Abel, Elizabeth. Virginia Woolf and the Fictions of Psychoanalysis. Chicago: University of Chicago Press, 1989. With a focus upon symbolism and stylistic devices, this book comprehensively delineates the psychoanalytic connections between Woolf’s fiction and Sigmund Freud’s and Melanie Klein’s theories. Sometimes difficult to follow, however, given Abel’s reliance on excellent but extensive endnotes.
Baldwin, Dean R. Virginia Woolf: A Study of the Short Fiction. Boston: Twayne, 1989. Baldwin’s lucid parallels between Woolf’s life experiences and her innovative short-story techniques contribute significantly to an understanding of both the author and her creative process. The book also presents the opportunity for a comparative critical study by furnishing a collection of additional points of view in the final section. A chronology, a bibliography, and an index supplement the work.
Banks, Joanne Trautmann. “Virginia Woolf and Katherine Mansfield.” In The English Short Story, 1880-1945: A Critical History, edited by Joseph M. Flora. Boston, Mass.: Twayne, 1985. In about twelve pages, the philosophical themes of several stories (imagination, perception) are briefly explored, plus the affinities of the two writers, deriving from feminist concerns and admiration of Anton Chekhov’s short fiction.
Barrett, Eileen, and Patricia Cramer, eds. Virginia Woolf: Lesbian Readings. New York: New York University Press, 1997. This collection of conference papers features two essays on Woolf’s stories: one on Katherine Mansfield’s presence in Woolf’s story “Moments of Being,” and one that compares lesbian modernism in the stories of Woolf with lesbian modernism in the stories of Gertrude Stein.
Beja, Morris, ed. Critical Essays on Virginia Woolf. Boston: G. K. Hall and Co., 1985. This collection is divided into two sections: reviews of Woolf’s major works and essays on Woolf’s art and artistic vision.
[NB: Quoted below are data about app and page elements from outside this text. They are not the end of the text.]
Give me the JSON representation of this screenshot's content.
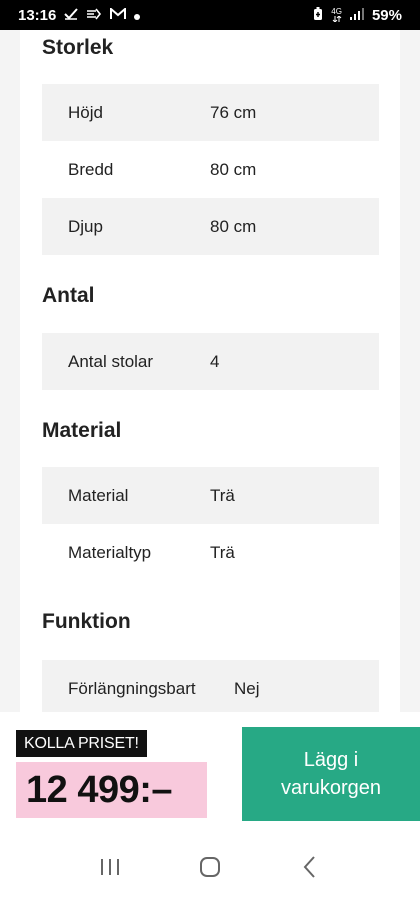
{
  "status_bar": {
    "time": "13:16",
    "battery": "59%",
    "network": "4G",
    "left_icons": [
      "check-icon",
      "transfer-icon",
      "gmail-icon",
      "dot-icon"
    ],
    "right_icons": [
      "battery-saver-icon",
      "network-4g-icon",
      "signal-icon"
    ]
  },
  "sections": {
    "size": {
      "title": "Storlek",
      "rows": [
        {
          "label": "Höjd",
          "value": "76 cm"
        },
        {
          "label": "Bredd",
          "value": "80 cm"
        },
        {
          "label": "Djup",
          "value": "80 cm"
        }
      ]
    },
    "count": {
      "title": "Antal",
      "rows": [
        {
          "label": "Antal stolar",
          "value": "4"
        }
      ]
    },
    "material": {
      "title": "Material",
      "rows": [
        {
          "label": "Material",
          "value": "Trä"
        },
        {
          "label": "Materialtyp",
          "value": "Trä"
        }
      ]
    },
    "function": {
      "title": "Funktion",
      "rows": [
        {
          "label": "Förlängningsbart",
          "value": "Nej"
        }
      ]
    }
  },
  "purchase": {
    "badge": "KOLLA PRISET!",
    "price": "12 499:–",
    "cart_button_line1": "Lägg i",
    "cart_button_line2": "varukorgen",
    "colors": {
      "price_bg": "#f8c9dc",
      "cart_bg": "#27a985",
      "badge_bg": "#111111"
    }
  },
  "nav": {
    "icons": [
      "recent-apps-icon",
      "home-icon",
      "back-icon"
    ]
  }
}
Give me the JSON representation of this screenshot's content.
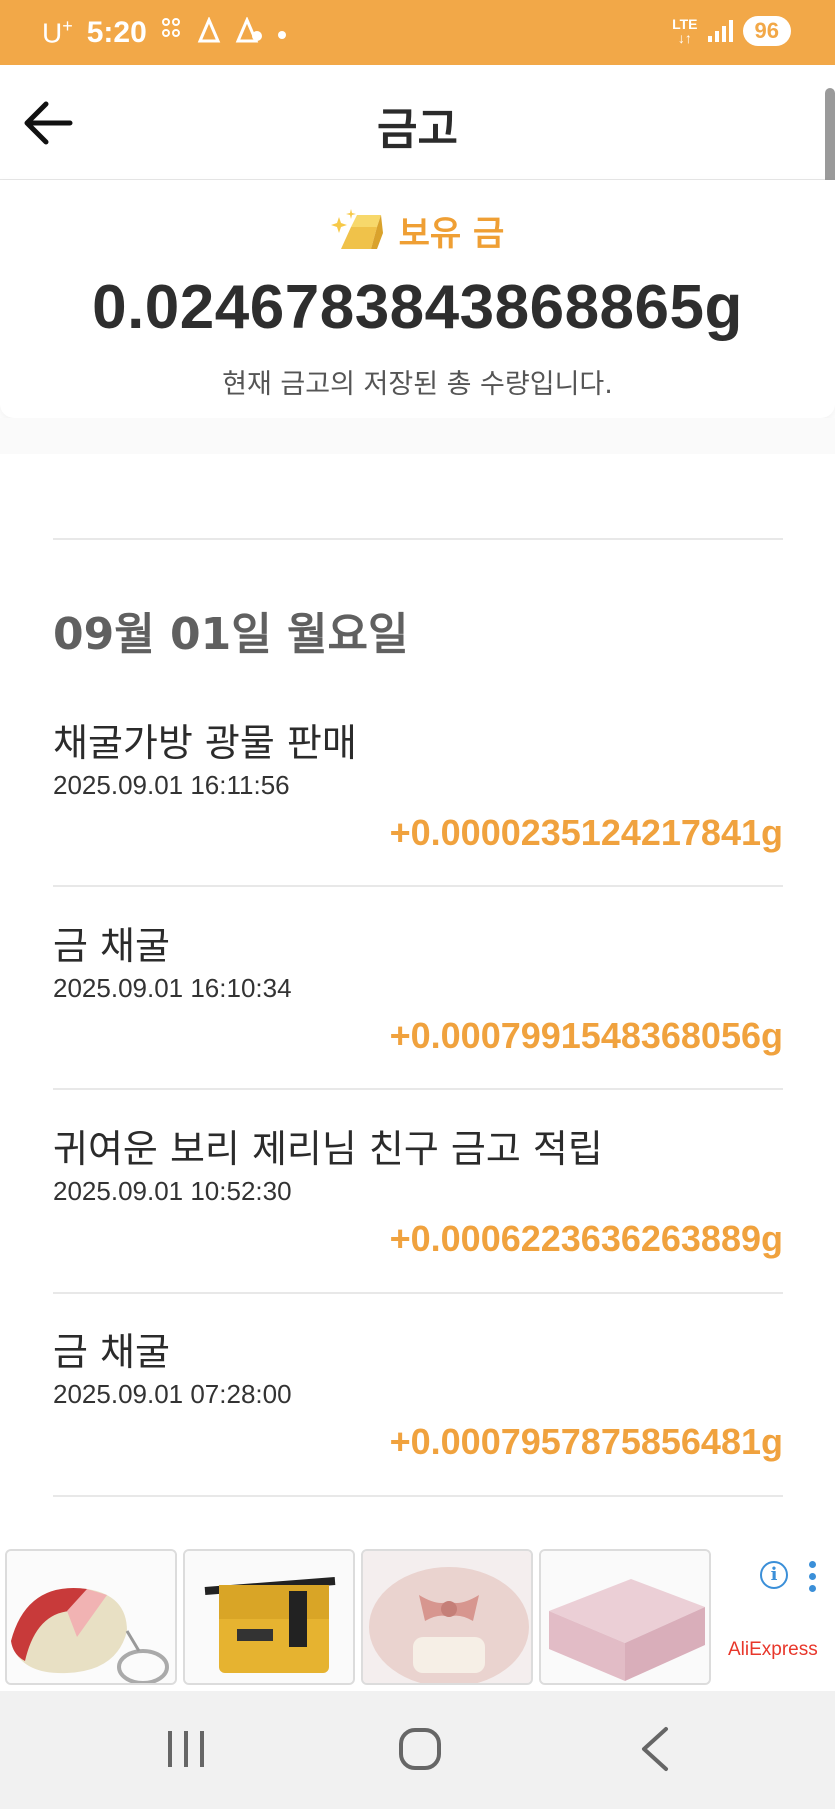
{
  "status_bar": {
    "carrier": "U",
    "carrier_sup": "+",
    "time": "5:20",
    "lte_top": "LTE",
    "lte_bottom": "↓↑",
    "battery": "96"
  },
  "header": {
    "title": "금고"
  },
  "balance": {
    "label": "보유 금",
    "value": "0.0246783843868865g",
    "description": "현재 금고의 저장된 총 수량입니다."
  },
  "history": {
    "date_header": "09월 01일 월요일",
    "items": [
      {
        "title": "채굴가방 광물 판매",
        "time": "2025.09.01 16:11:56",
        "amount": "+0.0000235124217841g"
      },
      {
        "title": "금 채굴",
        "time": "2025.09.01 16:10:34",
        "amount": "+0.0007991548368056g"
      },
      {
        "title": "귀여운 보리 제리님 친구 금고 적립",
        "time": "2025.09.01 10:52:30",
        "amount": "+0.0006223636263889g"
      },
      {
        "title": "금 채굴",
        "time": "2025.09.01 07:28:00",
        "amount": "+0.0007957875856481g"
      }
    ]
  },
  "ad": {
    "brand": "AliExpress",
    "info_glyph": "i"
  },
  "colors": {
    "accent": "#f2a848",
    "amount": "#f0a23e",
    "nav_bg": "#f1f1f1"
  }
}
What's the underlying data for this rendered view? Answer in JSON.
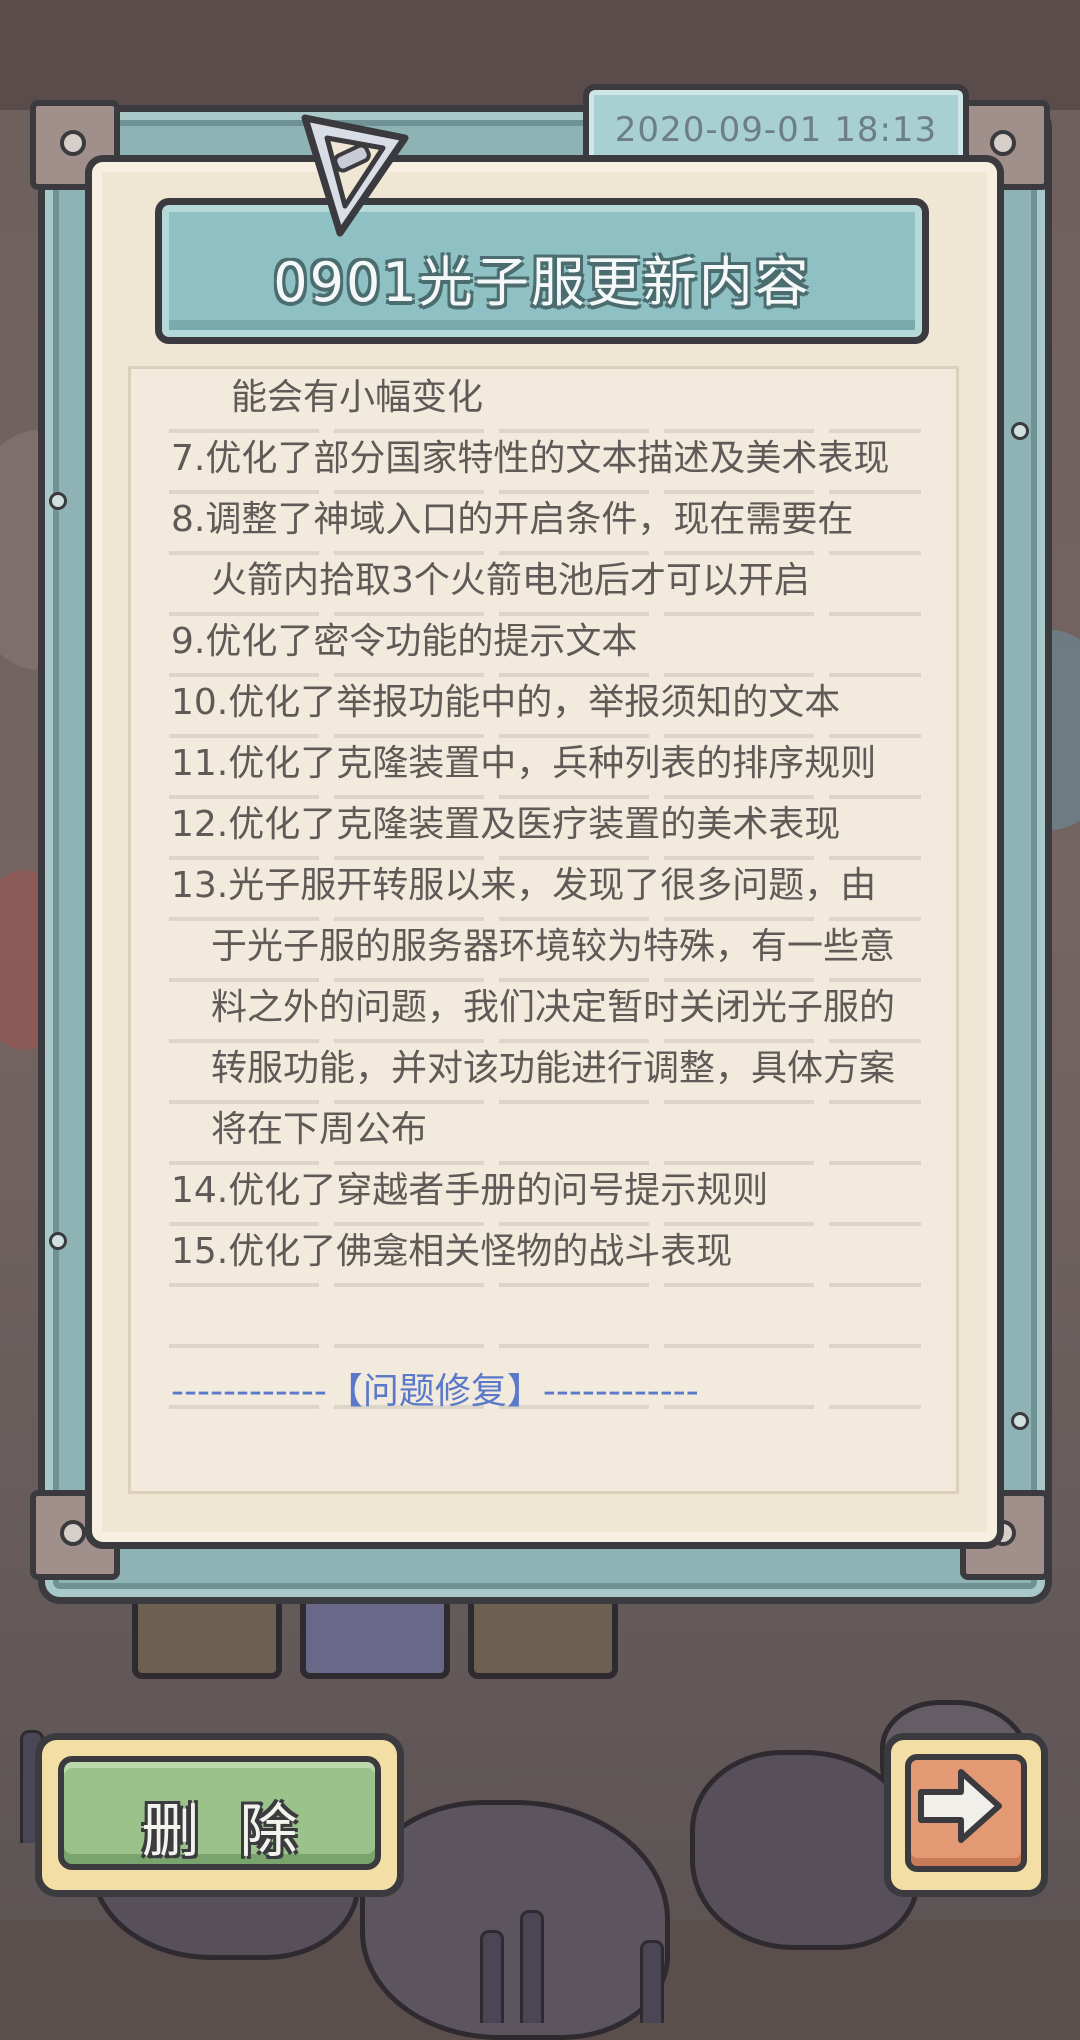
{
  "notice": {
    "date": "2020-09-01  18:13",
    "title": "0901光子服更新内容",
    "lines": [
      "能会有小幅变化",
      "7.优化了部分国家特性的文本描述及美术表现",
      "8.调整了神域入口的开启条件，现在需要在",
      "火箭内拾取3个火箭电池后才可以开启",
      "9.优化了密令功能的提示文本",
      "10.优化了举报功能中的，举报须知的文本",
      "11.优化了克隆装置中，兵种列表的排序规则",
      "12.优化了克隆装置及医疗装置的美术表现",
      "13.光子服开转服以来，发现了很多问题，由",
      "于光子服的服务器环境较为特殊，有一些意",
      "料之外的问题，我们决定暂时关闭光子服的",
      "转服功能，并对该功能进行调整，具体方案",
      "将在下周公布",
      "14.优化了穿越者手册的问号提示规则",
      "15.优化了佛龛相关怪物的战斗表现"
    ],
    "section_header": "------------【问题修复】------------"
  },
  "buttons": {
    "delete_label": "删除",
    "next_icon": "right-arrow-icon"
  },
  "colors": {
    "frame": "#8fb3b4",
    "paper": "#f0e6d4",
    "title_plate": "#8fc1c4",
    "text": "#5f5a57",
    "section_text": "#5a79c8",
    "delete_button": "#9cc28c",
    "next_button": "#e39a74"
  }
}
The various interpretations reflect the editor’s premise that Virginia Woolf, though claimed by several ages and schools of criticism, was unique and thus cannot be pigeonholed in any specific way.
Bell, Quentin. Virginia Woolf: A Biography. 2 vols. London: The Hogarth Press, 1972. Written by Virginia Woolf’s nephew, this biography is based upon Woolf’s memoirs, journals, and correspondence. While it is invaluable for its storehouse of information, it says little about Woolf’s fiction and the ways in which her life and work were interrelated.
Bennett, Joan. Virginia Woolf: Her Art as a Novelist. New York: Harcourt, Brace and Co., 1945. Reprint. Cambridge: Cambridge University Press, 1964. Though a slim volume, this book offers a useful overview of Woolf’s innovations and her continuity with tradition. Chapters on Woolf’s fictional techniques are followed by chapters on her contributions to nonfiction through A Writer’s Diary (1953) and her many critical essays.
Bleishman, Avrom. “Forms of the Woolfian Short Story.” In Virginia Woolf: Revaluation and Continuity, edited by Ralph Freedman. Berkeley: University of California Press, 1980. In twenty-six pages, abstract theoretical issues concerning genre are discussed; then several stories are divided into the two categories of linear (for example, “The New Dress” and “Kew Gardens”) and circular (for example, “The Duchess” and “Lappin and Lapinova”) in form.
Bloom, Harold, ed. Virginia Woolf. New York: Chelsea House Publishers, 1986. This volume is a collection of essays and excerpts ranging from 1951 to the time of the book’s publication. Arranged chronologically, the volume offers various interpretations of Woolf’s work,...